Published on July 09, 2021

Sun Safety

By: Dr. James Fanning, Fisher-Titus Cancer Care Center

With the summer well underway, the time to enjoy the outdoors is upon us. Whether you’re planning to have a picnic,Yellow sign on beach that reads "Sun Burn" or just enjoy your own backyard, you will likely be spending a lot of time under the summer sun. While soaking up the sun is a favorite summer pastime for many, that “healthy glow” can quickly become skin damage.

What is Sun Damage?

The ultraviolet radiation found in sunlight is absorbed by the skin and can damage the genetic material in skin cells whether you get a sunburn or not. Over time, this damage accumulates and increases your risk of developing skin cancer.

While sunlight exposure can cause damage at any age, exposure earlier in life is particularly dangerous. According to a study published by the American Association for Cancer Research, there is a direct link between sunburns earlier in life and higher risk of melanoma skin cancer. The women in the study who experienced a minimum of five sunburns between the ages of 15 and 20 years old were 80 percent more likely to later develop melanoma skin cancer than others.

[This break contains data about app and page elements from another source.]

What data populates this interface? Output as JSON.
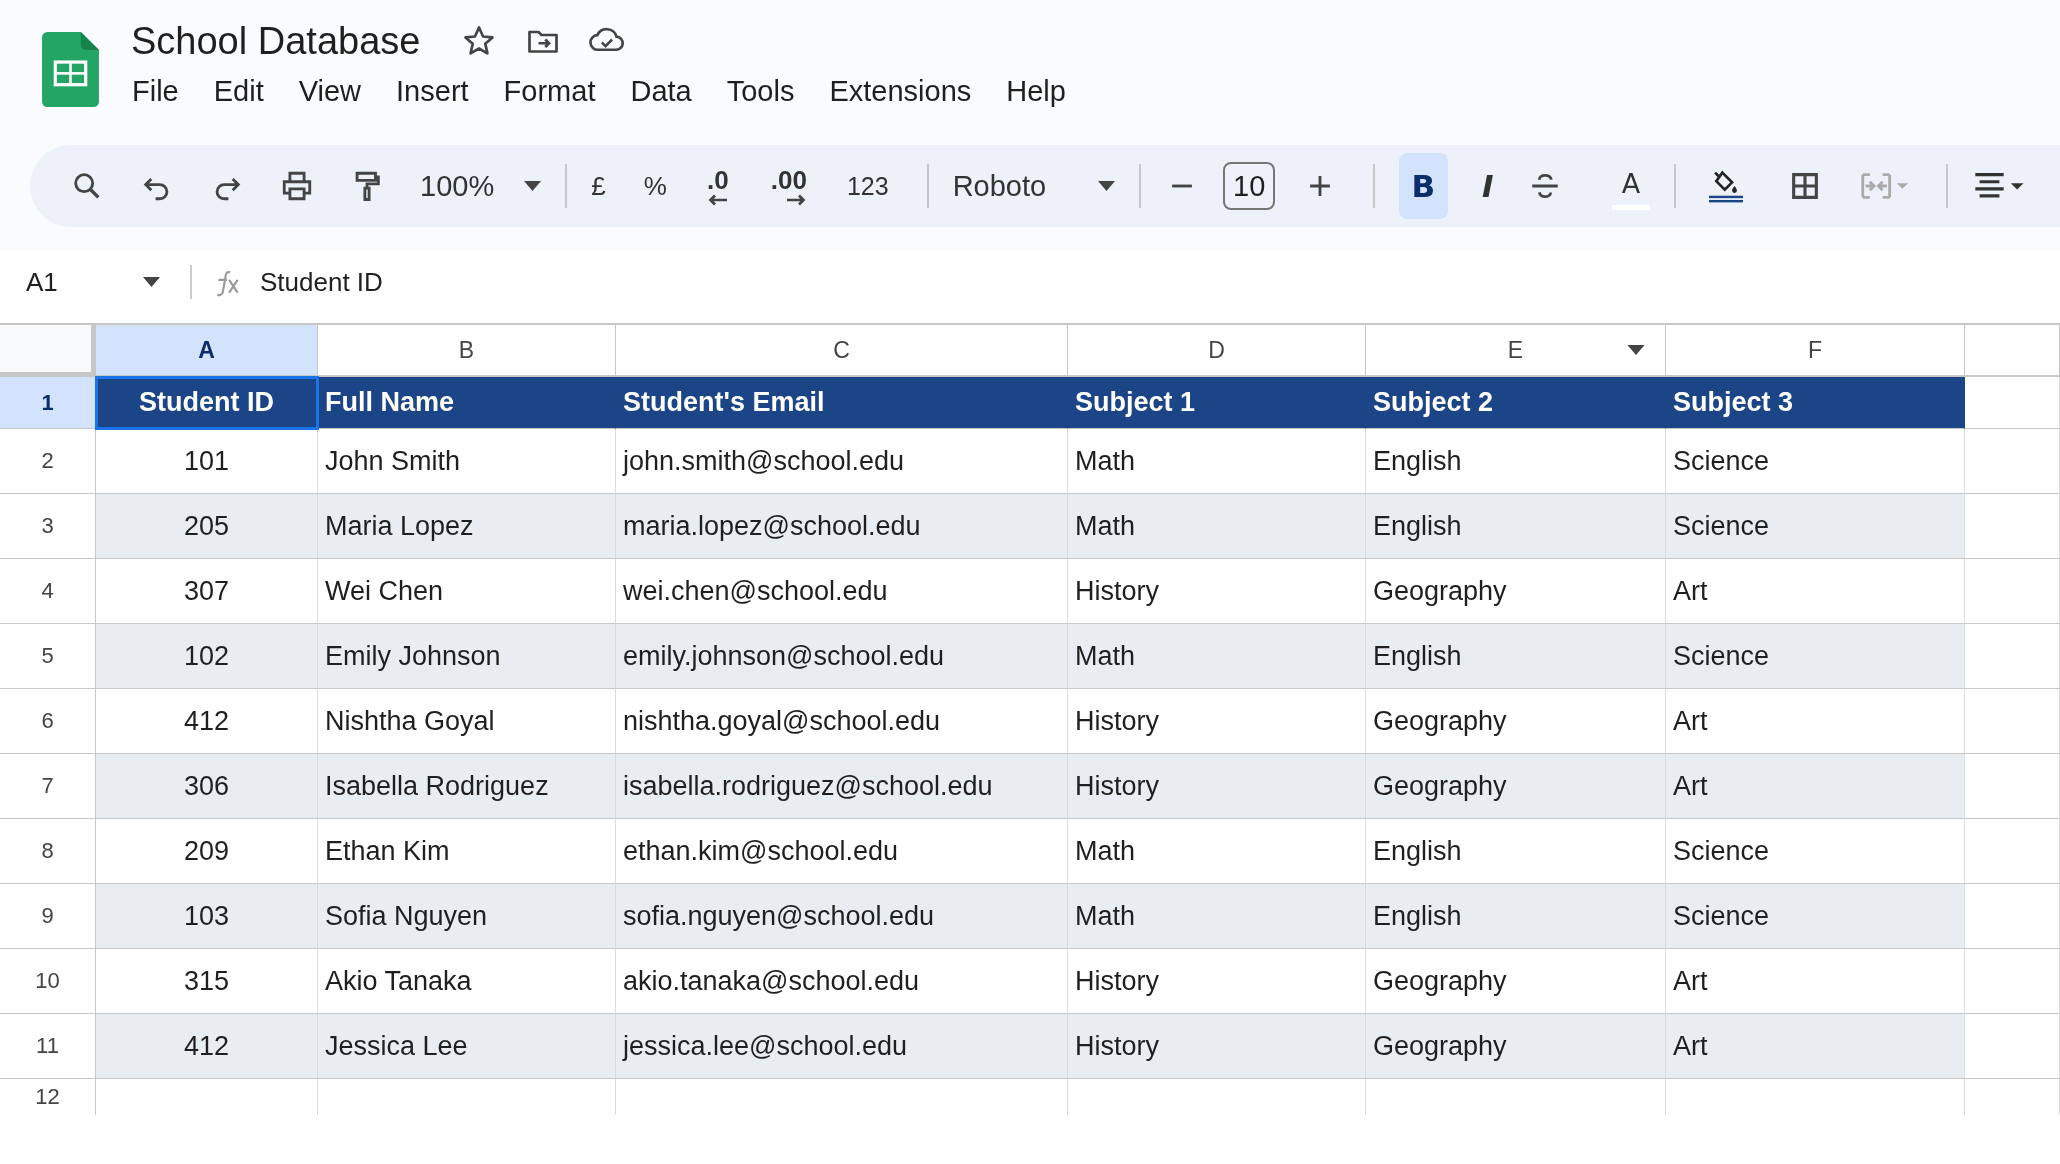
{
  "title": "School Database",
  "menu": [
    "File",
    "Edit",
    "View",
    "Insert",
    "Format",
    "Data",
    "Tools",
    "Extensions",
    "Help"
  ],
  "toolbar": {
    "zoom": "100%",
    "currency": "£",
    "percent": "%",
    "decrease_decimal": ".0",
    "increase_decimal": ".00",
    "number_format": "123",
    "font": "Roboto",
    "font_size": "10",
    "bold": {
      "label": "B",
      "selected": true
    },
    "italic": "I",
    "text_color": "A"
  },
  "name_box": "A1",
  "formula": "Student ID",
  "columns": [
    {
      "letter": "A",
      "selected": true,
      "filter": false
    },
    {
      "letter": "B",
      "selected": false,
      "filter": false
    },
    {
      "letter": "C",
      "selected": false,
      "filter": false
    },
    {
      "letter": "D",
      "selected": false,
      "filter": false
    },
    {
      "letter": "E",
      "selected": false,
      "filter": true
    },
    {
      "letter": "F",
      "selected": false,
      "filter": false
    }
  ],
  "rows": [
    {
      "number": "1",
      "selected": true,
      "kind": "header",
      "cells": [
        "Student ID",
        "Full Name",
        "Student's Email",
        "Subject 1",
        "Subject 2",
        "Subject 3"
      ]
    },
    {
      "number": "2",
      "selected": false,
      "kind": "data",
      "cells": [
        "101",
        "John Smith",
        "john.smith@school.edu",
        "Math",
        "English",
        "Science"
      ]
    },
    {
      "number": "3",
      "selected": false,
      "kind": "data",
      "cells": [
        "205",
        "Maria Lopez",
        "maria.lopez@school.edu",
        "Math",
        "English",
        "Science"
      ]
    },
    {
      "number": "4",
      "selected": false,
      "kind": "data",
      "cells": [
        "307",
        "Wei Chen",
        "wei.chen@school.edu",
        "History",
        "Geography",
        "Art"
      ]
    },
    {
      "number": "5",
      "selected": false,
      "kind": "data",
      "cells": [
        "102",
        "Emily Johnson",
        "emily.johnson@school.edu",
        "Math",
        "English",
        "Science"
      ]
    },
    {
      "number": "6",
      "selected": false,
      "kind": "data",
      "cells": [
        "412",
        "Nishtha Goyal",
        "nishtha.goyal@school.edu",
        "History",
        "Geography",
        "Art"
      ]
    },
    {
      "number": "7",
      "selected": false,
      "kind": "data",
      "cells": [
        "306",
        "Isabella Rodriguez",
        "isabella.rodriguez@school.edu",
        "History",
        "Geography",
        "Art"
      ]
    },
    {
      "number": "8",
      "selected": false,
      "kind": "data",
      "cells": [
        "209",
        "Ethan Kim",
        "ethan.kim@school.edu",
        "Math",
        "English",
        "Science"
      ]
    },
    {
      "number": "9",
      "selected": false,
      "kind": "data",
      "cells": [
        "103",
        "Sofia Nguyen",
        "sofia.nguyen@school.edu",
        "Math",
        "English",
        "Science"
      ]
    },
    {
      "number": "10",
      "selected": false,
      "kind": "data",
      "cells": [
        "315",
        "Akio Tanaka",
        "akio.tanaka@school.edu",
        "History",
        "Geography",
        "Art"
      ]
    },
    {
      "number": "11",
      "selected": false,
      "kind": "data",
      "cells": [
        "412",
        "Jessica Lee",
        "jessica.lee@school.edu",
        "History",
        "Geography",
        "Art"
      ]
    },
    {
      "number": "12",
      "selected": false,
      "kind": "empty",
      "cells": []
    }
  ]
}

Early exposure means cells have more time to become damaged and ultimately result in skin cancer. That is why it is important to not only take precautionary steps to protect yourself, but your children as well. Skin damage can start at a young age, but so can safe sun exposure habits.

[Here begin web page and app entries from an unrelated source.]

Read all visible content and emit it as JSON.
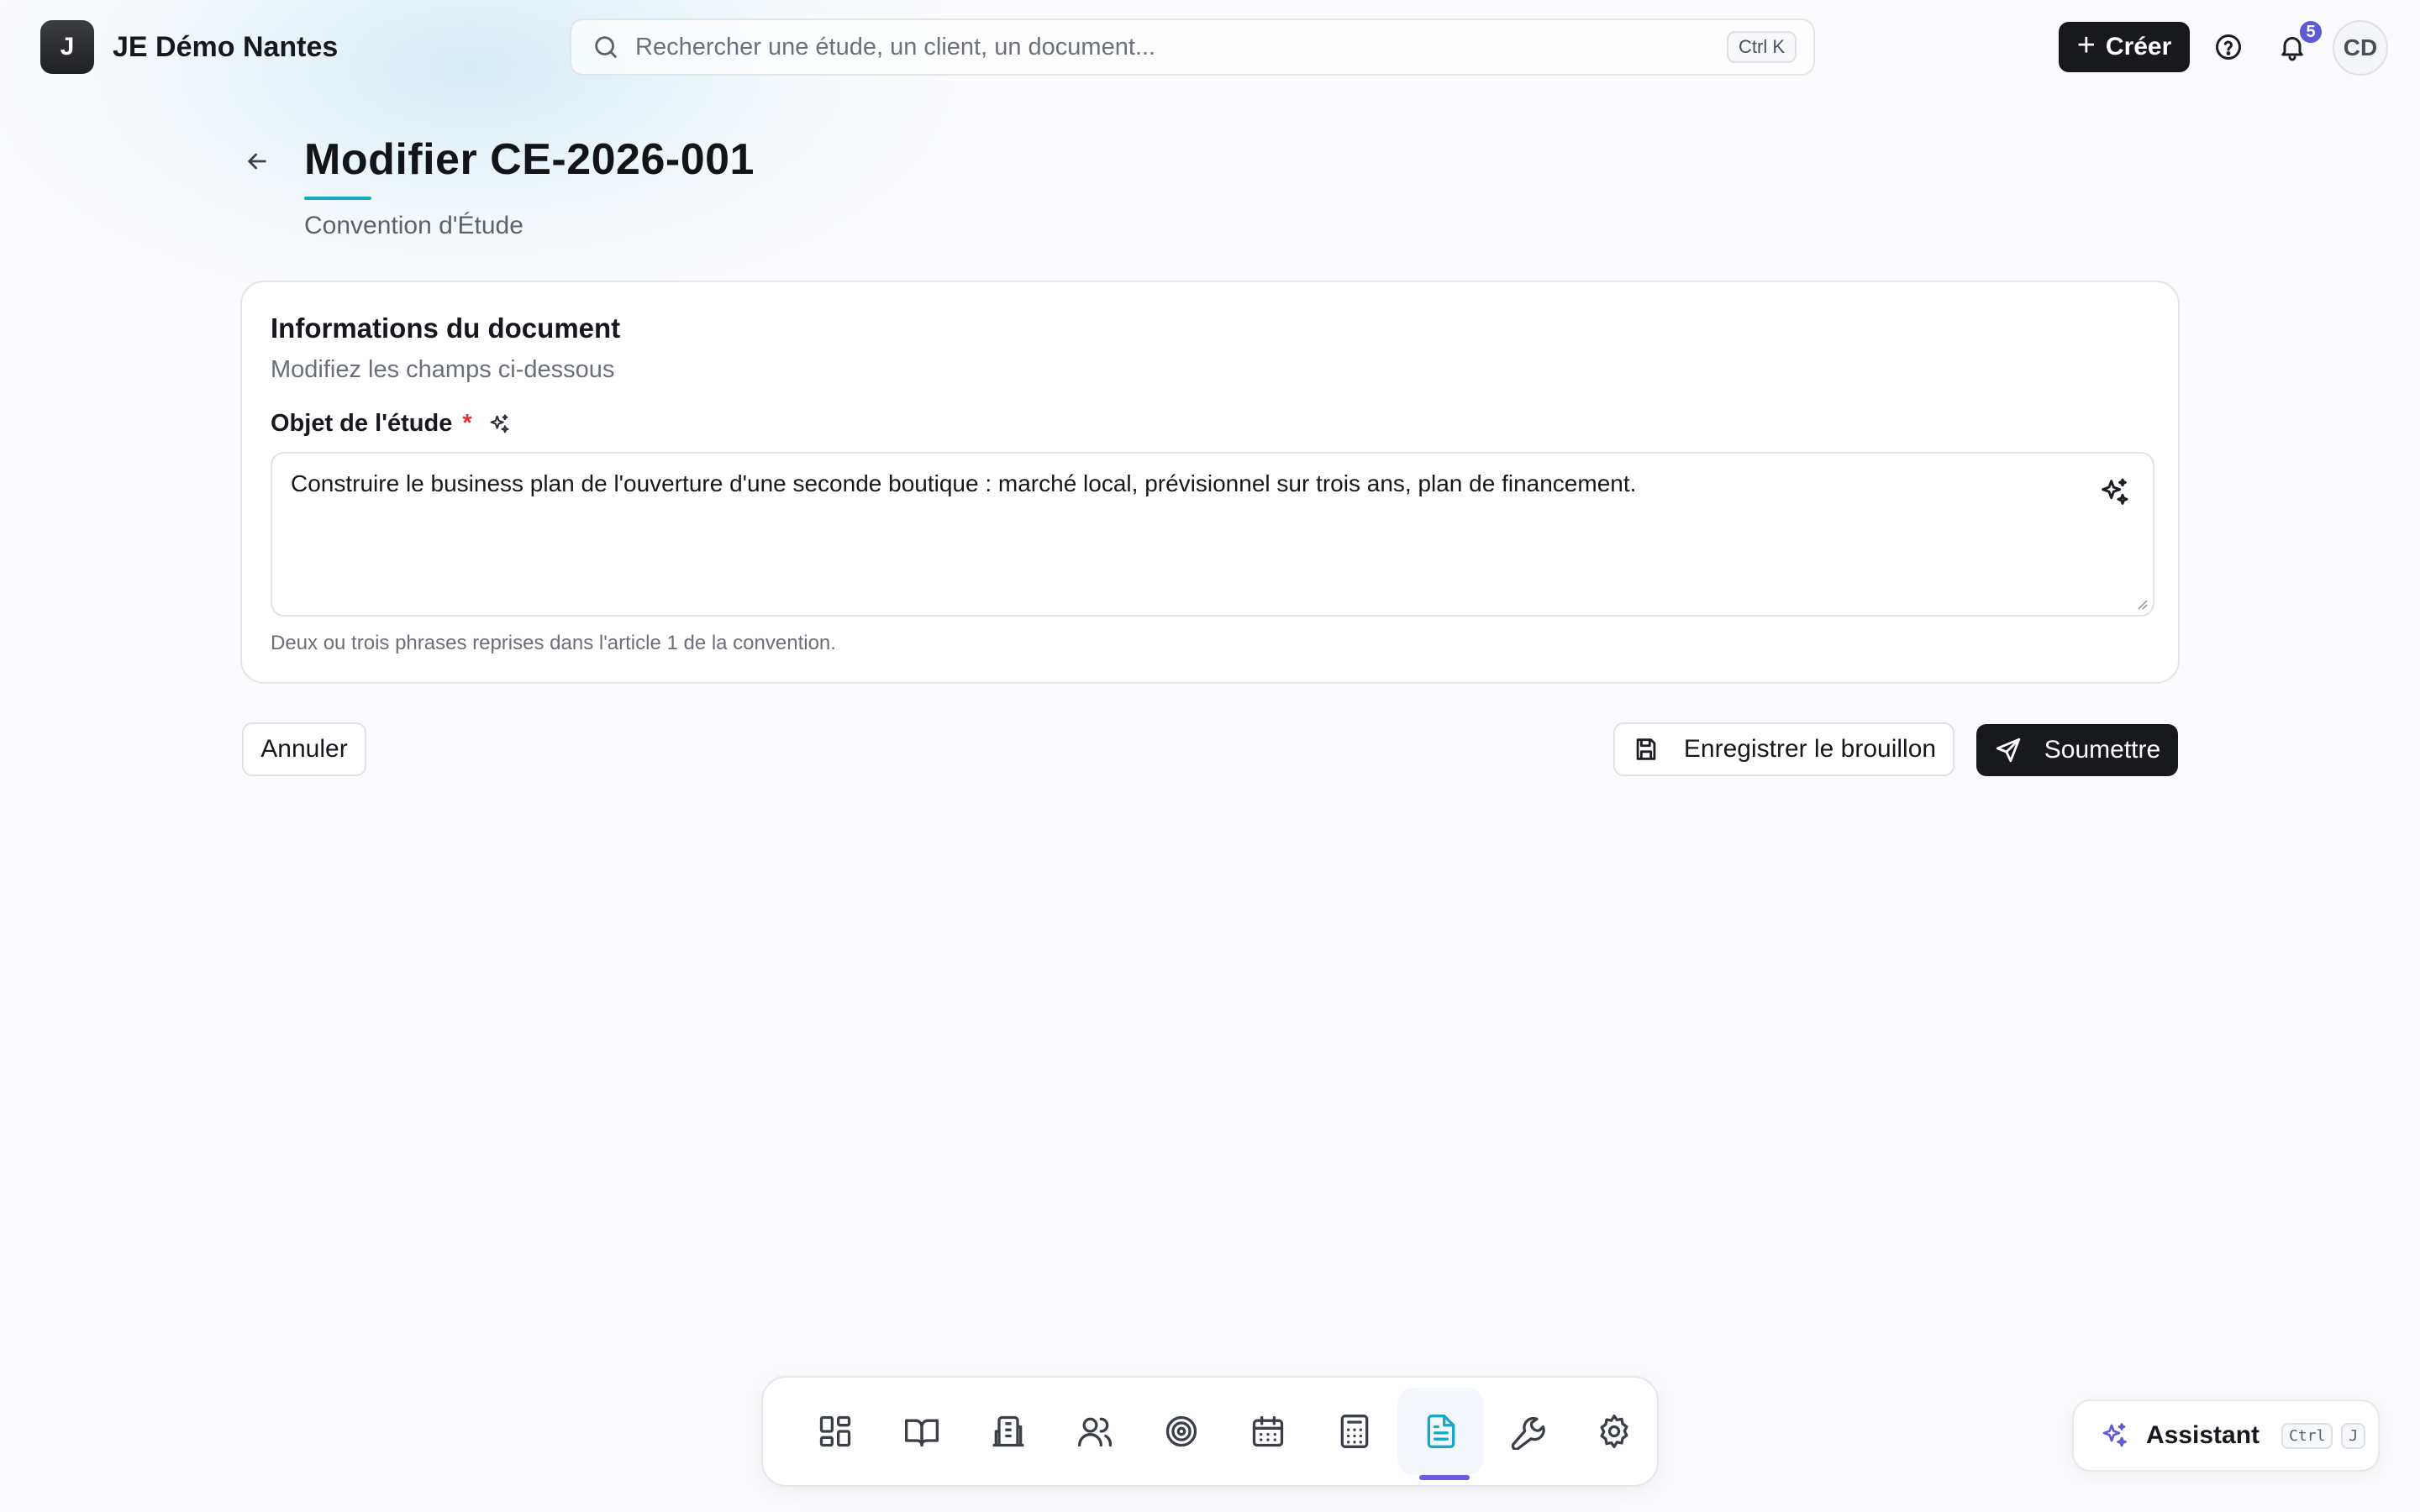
{
  "app": {
    "logo_letter": "J",
    "name": "JE Démo Nantes"
  },
  "search": {
    "placeholder": "Rechercher une étude, un client, un document...",
    "shortcut": "Ctrl K"
  },
  "header_actions": {
    "create_label": "Créer",
    "notification_count": "5",
    "avatar_initials": "CD"
  },
  "page": {
    "title": "Modifier CE-2026-001",
    "subtitle": "Convention d'Étude"
  },
  "card": {
    "title": "Informations du document",
    "description": "Modifiez les champs ci-dessous",
    "field": {
      "label": "Objet de l'étude",
      "required_mark": "*",
      "value": "Construire le business plan de l'ouverture d'une seconde boutique : marché local, prévisionnel sur trois ans, plan de financement.",
      "hint": "Deux ou trois phrases reprises dans l'article 1 de la convention."
    }
  },
  "actions": {
    "cancel": "Annuler",
    "save_draft": "Enregistrer le brouillon",
    "submit": "Soumettre"
  },
  "dock": {
    "items": [
      {
        "icon": "dashboard-icon"
      },
      {
        "icon": "book-icon"
      },
      {
        "icon": "building-icon"
      },
      {
        "icon": "users-icon"
      },
      {
        "icon": "target-icon"
      },
      {
        "icon": "calendar-icon"
      },
      {
        "icon": "calculator-icon"
      },
      {
        "icon": "document-icon",
        "active": true
      },
      {
        "icon": "wrench-icon"
      },
      {
        "icon": "settings-icon"
      }
    ],
    "active_color": "#19a8c4",
    "indicator_color": "#6a5be0"
  },
  "assistant": {
    "label": "Assistant",
    "shortcut_keys": [
      "Ctrl",
      "J"
    ]
  }
}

Preventing Sun Damage

On warm summer days it is natural to want to get outside and enjoy the sun. So, taking necessary steps to protect your skin from sun exposure should also be second nature.

Try to avoid direct sun exposure, especially between 10a.m. and 4 p.m. when UV rays are the strongest. Plan any outdoor activities either early in the morning or late in the afternoon. Seek or create shade using umbrellas, shelters, or even a tree. Remember, there is no such thing as a “safe tan” so avoid tanning beds and sunlamps, which can also result in serious long-term skin damage and contribute to skin cancer.

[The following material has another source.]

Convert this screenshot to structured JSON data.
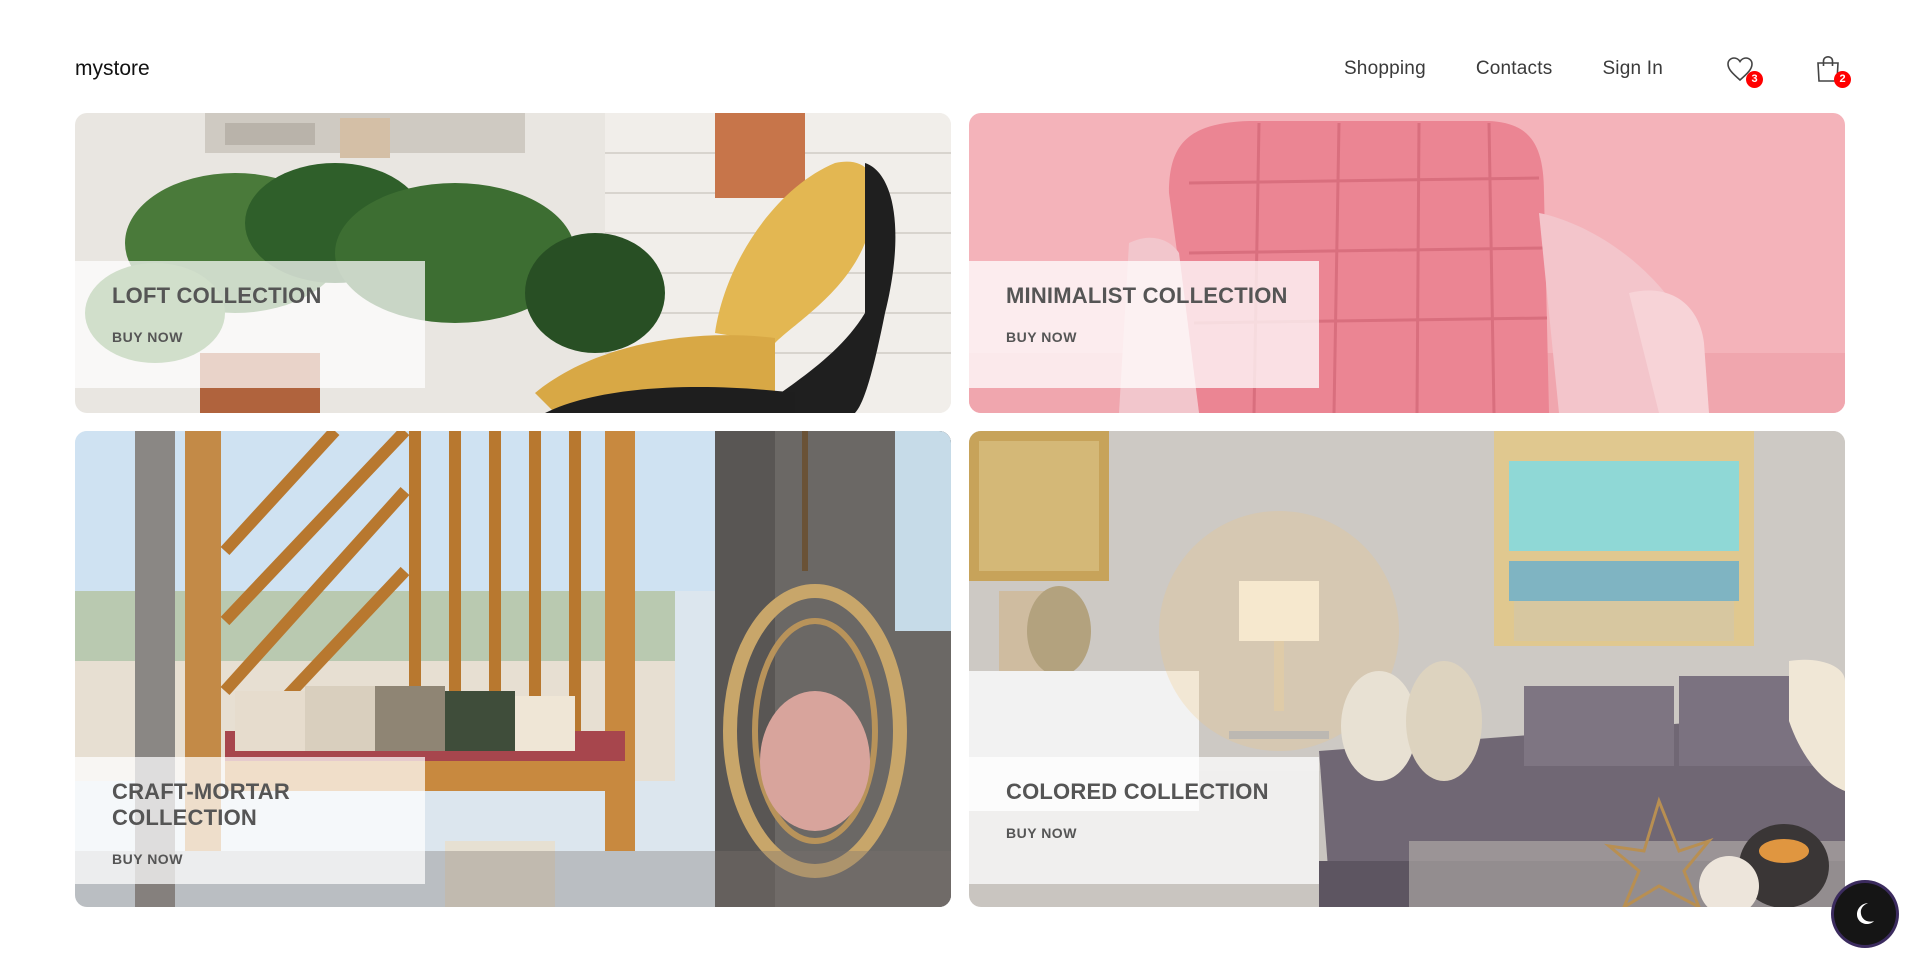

While it is best to stay out of the sun altogether, protecting yourself from the sun does not have to mean becoming a hermit during the summer months. By keeping these tips in mind, you can reduce the damage done to your skin without having to miss out on any of the outdoor fun and holiday festivities.

This slip-slop-slap method of sun protection is based off an Australian sun safety campaign and is an easy way to remember how to protect yourself and your skin.

  • Slip: Slip on a shirt and other clothing to protect as much skin as possible.
  • Slop: Slop on sunscreen wherever your skin may be exposed. Make sure to use a broad-spectrum sunscreen with a minimum of 30 SPF. Reapply at least every two hours and always after swimming, sweating, or towel drying.
  • Slap: Slap on a hat and sunglasses that block at least 99 percent of UV light.

In the United States, skin cancer is currently the most commonly diagnosed cancer. Pay attention to any new growths, sores, spots, and patches on your body that aren’t healing within a few weeks and consider scheduling a visit to your doctor. And remember, before you head outside, slip-slop-slap!

About Dr. Fanning

Dr. James Fanning is an Oncologist with Fisher-Titus Cancer Care Center. For over 20 years, the Fisher-Titus Cancer Care Center has delivered comprehensive care for people with all types of cancer. Fisher-Titus’s cancer program has held Commission on Cancer accreditation since 1989. For more information, visit